Between Sickness and Health: The Duality of Living With Chronic Illness
“Illness is the night-side of life, a more onerous citizenship. Everyone who is born holds dual citizenship, in the kingdom of the well and in the kingdom of the sick. Although we all prefer to use only the good passport, sooner or later each of us is obliged, at least for a spell, to identify ourselves as citizens of that other place.”
— From “Illness as Metaphor” by Susan Sontag
Citizens of that other place…
That “other place,” the kingdom of the sick. It is a place with its own language and customs and landscape, a shadow-place of shadow-people.
Take care if you enter: the farther you step, the less substantial you become. There, your body blurs into something darker, slower, less stable.
To live with chronic illness is to reside at the borderland between these two kingdoms.
It is a border defined by competing identities and wary coexistence. It is a timezone of its own.

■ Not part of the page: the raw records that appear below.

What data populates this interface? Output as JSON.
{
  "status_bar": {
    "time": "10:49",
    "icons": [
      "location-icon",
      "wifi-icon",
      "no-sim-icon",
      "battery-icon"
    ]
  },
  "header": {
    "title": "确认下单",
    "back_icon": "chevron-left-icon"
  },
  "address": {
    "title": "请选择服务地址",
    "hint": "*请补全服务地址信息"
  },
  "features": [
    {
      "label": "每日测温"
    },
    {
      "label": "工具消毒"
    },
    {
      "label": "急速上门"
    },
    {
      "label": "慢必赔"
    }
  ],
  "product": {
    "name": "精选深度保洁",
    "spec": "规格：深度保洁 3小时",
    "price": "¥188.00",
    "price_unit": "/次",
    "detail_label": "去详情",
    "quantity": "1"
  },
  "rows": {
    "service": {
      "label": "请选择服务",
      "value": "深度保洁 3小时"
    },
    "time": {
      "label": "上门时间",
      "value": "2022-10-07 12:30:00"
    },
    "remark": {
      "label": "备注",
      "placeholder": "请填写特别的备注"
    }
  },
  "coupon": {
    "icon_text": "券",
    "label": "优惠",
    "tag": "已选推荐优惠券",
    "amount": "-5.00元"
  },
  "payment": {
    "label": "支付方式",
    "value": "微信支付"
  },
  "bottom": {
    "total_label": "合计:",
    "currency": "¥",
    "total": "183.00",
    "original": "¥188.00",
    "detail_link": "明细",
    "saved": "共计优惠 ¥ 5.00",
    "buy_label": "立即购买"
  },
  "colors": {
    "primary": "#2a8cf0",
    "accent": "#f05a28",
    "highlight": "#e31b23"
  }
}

I wake up in a state of perpetual jet lag, disoriented, trying to discern where I am that day.
These days, I am pulled toward the shadows.
A few months ago, I bumped into a friend on the bus. She is in medical school, and we began talking about medicine and patient care. She told me about a part of her program, which pairs medical students with patients in order to gain a better understanding of the patient experience.
“So once a week I go to the home of this old woman who has Parkinson’s, and she is really amazing. She always has family over when I’m there, children, grandchildren and she cooks for everyone. She loves it and you can see that she has so much energy.” My friend smiles and then continues.
“One time though, I went with her to one of her doctor’s appointments. And she became very quiet, unsure of herself. It was like she became another person altogether.”
This is the dual citizenship that Susan Sontag describes in her book, “Illness as Metaphor.”
On one hand, we live with energy. We are active, we are able.
And then, like this woman, we fall sick and we meet that other side of ourselves.
That side that doesn’t feel like ourselves at all.
I haven’t written about this for a long time and I know why:
I was feeling good, living in the kingdom of the well, and I did not want to think about the other side. (How easy it is to disregard the other citizenship when you feel secure within one kingdom, how far apart they seem!)
And now, I am back to spending mornings at appointments in the neurology ward in the hospital. I sit in the waiting area with the other patients. The old man walking stiffly with his walker. The woman with her face half paralyzed. I am often the youngest in the room.
And from there I continue on to the university, to work in a lab with other graduate students.
Sometimes I wish I had a walker or a mask of old age to explain and make visible my “weaknesses.” (No — I retract this, I am grateful for my ability to walk and move unaided. But. My body is a deceiver, hiding invisible scars.)
And all I think about is these dual identities, about the borderland I inhabit and the tension inherent in it.
I have things to do, responsibilities and errands, tasks to complete, friends to respond to, and life to live. And I am tired. Bone tired, nerves buzzing, body in pain, I can’t, I can’t (or can I?). I am unsure, confused about what my capabilities are each day.
“I don’t know what to do,” I told a friend recently.
“You need to accept yourself where you are,” he said.
Where am I?
I might not know where I am, but I know some truths.
From a place of uncertainty, from this tense borderland, comes a certain clarity — a sudden insight into how simple things can be.
- Health matters. Mental, physical — you must take care of your body first. It is the Foundation from which everything else can arise.
- Time matters. The way we spend our days is the way we spend our lives, and life is the most precious gift.
- People matter. Cultivate relationships and celebrate every point of connection.
It does not matter how slowly you go, as long you do not stop.
This story was originally published on Medium.
Getty image by Olga Litvinova